Inevitability of Bias. First, companies fail to recognise that the inevitability of unconscious bias in the workplace is a human trait at its core. And as such it is not a majority versus minority issue or vice versa.  In essence, we as human beings are hardwired to put people into boxes especially when they are different from us. ‘Boxing’ people is the first step. The discriminatory minority issues are the second step in the ‘boxing’ process, not the other way round.

Directional Bias. Second, as a minority of whatever persuasion, you will experience some form of unconscious bias at some point in the workplace– the nature, extent, length and depth of unconscious bias will vary depending on your specific circumstances -because you are a minority. This is because there are fewer of you and as such, views of those managing/leading you and those you interact with at work, will from time to time –however slightly, be influenced by and based on their limited exposure to people like you or people like you in certain roles. Or, something which is more common with all women; decisions and behaviours towards you are influenced by negative societal conditioning specific to your group. This of course, is compounded if you are an ethnic minority and a woman.  I define this type of unconscious bias as directional bias because it is directed towards you, albeit unconsciously.

Reverse Bias. Third, the reverse is also true, but much less spoken about for fear of being deemed insensitive to the equality cause; yet you cannot address unconscious bias effectively unless you include ‘Reverse Bias’ in the equation.

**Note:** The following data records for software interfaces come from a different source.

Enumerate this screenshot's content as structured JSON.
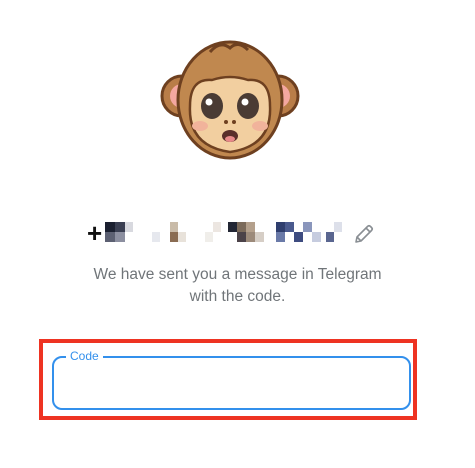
{
  "auth": {
    "phone_number": "+",
    "message_line1": "We have sent you a message in Telegram",
    "message_line2": "with the code.",
    "code_label": "Code",
    "code_value": ""
  },
  "icons": {
    "avatar": "monkey-face-icon",
    "edit": "pencil-icon"
  },
  "colors": {
    "accent": "#3390ec",
    "secondary_text": "#707579",
    "highlight": "#ee3322"
  }
}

What is ‘Reverse Bias?’

As a minority you will also tend to have slight or strong conditioned views of the ‘majority’ which are born out of your -and others like you-negative experiences and societal conditioning about this group. This ‘majority’ group tends to be male, mostly middle aged, heterosexuals in positions of seniority in the workplace. I define this type of unconscious bias as 'reverse bias' because the minority is directing her or his bias towards persons they deem to be unconscious perpetrators when in actual fact the minority is the ‘guilty perpetrator' in this scenario. 

In my opinion, it is with this understanding that we must recognise unconscious bias as an immutable part of human nature in the workplace, and it is only from this position of fairness and clarity that we can look to address and navigate bias effectively and successfully without our vision being impaired. 

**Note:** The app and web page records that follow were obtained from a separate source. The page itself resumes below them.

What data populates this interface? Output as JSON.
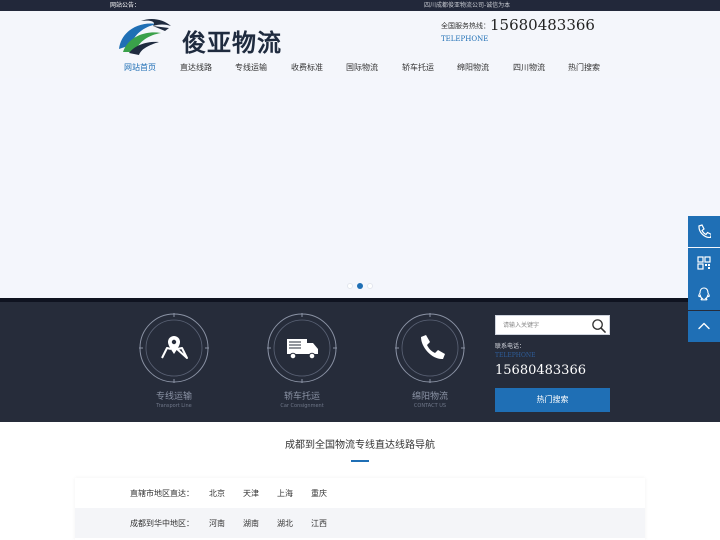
{
  "topbar": {
    "notice_label": "网站公告：",
    "slogan": "四川成都俊亚物流公司-诚信为本"
  },
  "header": {
    "logo_text": "俊亚物流",
    "hotline_label": "全国服务热线：",
    "hotline_number": "15680483366",
    "hotline_sub": "TELEPHONE"
  },
  "nav": {
    "items": [
      {
        "label": "网站首页",
        "active": true
      },
      {
        "label": "直达线路"
      },
      {
        "label": "专线运输"
      },
      {
        "label": "收费标准"
      },
      {
        "label": "国际物流"
      },
      {
        "label": "轿车托运"
      },
      {
        "label": "绵阳物流"
      },
      {
        "label": "四川物流"
      },
      {
        "label": "热门搜索"
      }
    ]
  },
  "banner": {
    "slide_count": 3,
    "active_slide": 2
  },
  "features": [
    {
      "title": "专线运输",
      "subtitle": "Transport Line",
      "icon": "map-pin-icon"
    },
    {
      "title": "轿车托运",
      "subtitle": "Car Consignment",
      "icon": "truck-icon"
    },
    {
      "title": "绵阳物流",
      "subtitle": "CONTACT US",
      "icon": "phone-icon"
    }
  ],
  "search": {
    "placeholder": "请输入关键字"
  },
  "contact": {
    "label": "联系电话：",
    "sub": "TELEPHONE",
    "number": "15680483366",
    "hot_button": "热门搜索"
  },
  "section": {
    "title": "成都到全国物流专线直达线路导航"
  },
  "routes": [
    {
      "region": "直辖市地区直达：",
      "cities": [
        "北京",
        "天津",
        "上海",
        "重庆"
      ]
    },
    {
      "region": "成都到华中地区：",
      "cities": [
        "河南",
        "湖南",
        "湖北",
        "江西"
      ]
    }
  ],
  "side_buttons": [
    "phone-icon",
    "qrcode-icon",
    "qq-icon",
    "back-to-top-icon"
  ],
  "colors": {
    "accent": "#1f6fb5",
    "dark_band": "#262c3a",
    "topbar": "#22283a"
  }
}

In both cases of reverse and directional bias the perceived bias feels very real to the ‘subject’ but it is always a sensed feeling, because it is unconscious or subtle from the perpetrator. The ‘subject’ of unconscious gender bias is never 100 % certain of the sensed bias, otherwise the bias wouldn't be unconscious. This makes it very difficult to address or call out gender bias without sounding irrational, unreasonable or paranoid and so most women or ethnic minorities faced with unconscious bias are left with one of four options:  

1.      Call out the sensed bias aggressively-‘flipping out’: making you look defensive, trouble making or invoking the accusation that you are playing the gender or race card 

2.      Say something like “you hurt my feelings”: which reinforces your perceived status as a victim and is reliant on the empathy and good will of the perpetrator thereby disempowering the ‘subject’ of gender bias

3.      Suffer in silence and say nothing but call out the bias inwardly: this builds up tension which frequently leads to displaced anger at a later date  

4.      Wait for a safe space to release your pent-up tensions and rely on the convoluted process of reporting to Human Resources. Human Resources then speak to the relevant perpetrating manager. You then have to meet with the manager and talk things out, possibly with the help of an internal or external mediator.  All of which frequently leads to uncomfortable ‘egg- shell’ walking and never really knowing where you stand with the perpetrating manager and how this will ultimately affect your career.

In all of these cases ‘subjects’ run the risk of making things worse for themselves and potentially stifling career prospects because they inadvertently sustain the victim status. They remain reliant on the presence of mind and empathy of the presumed ‘perpetrator’ or others to resolve the problem.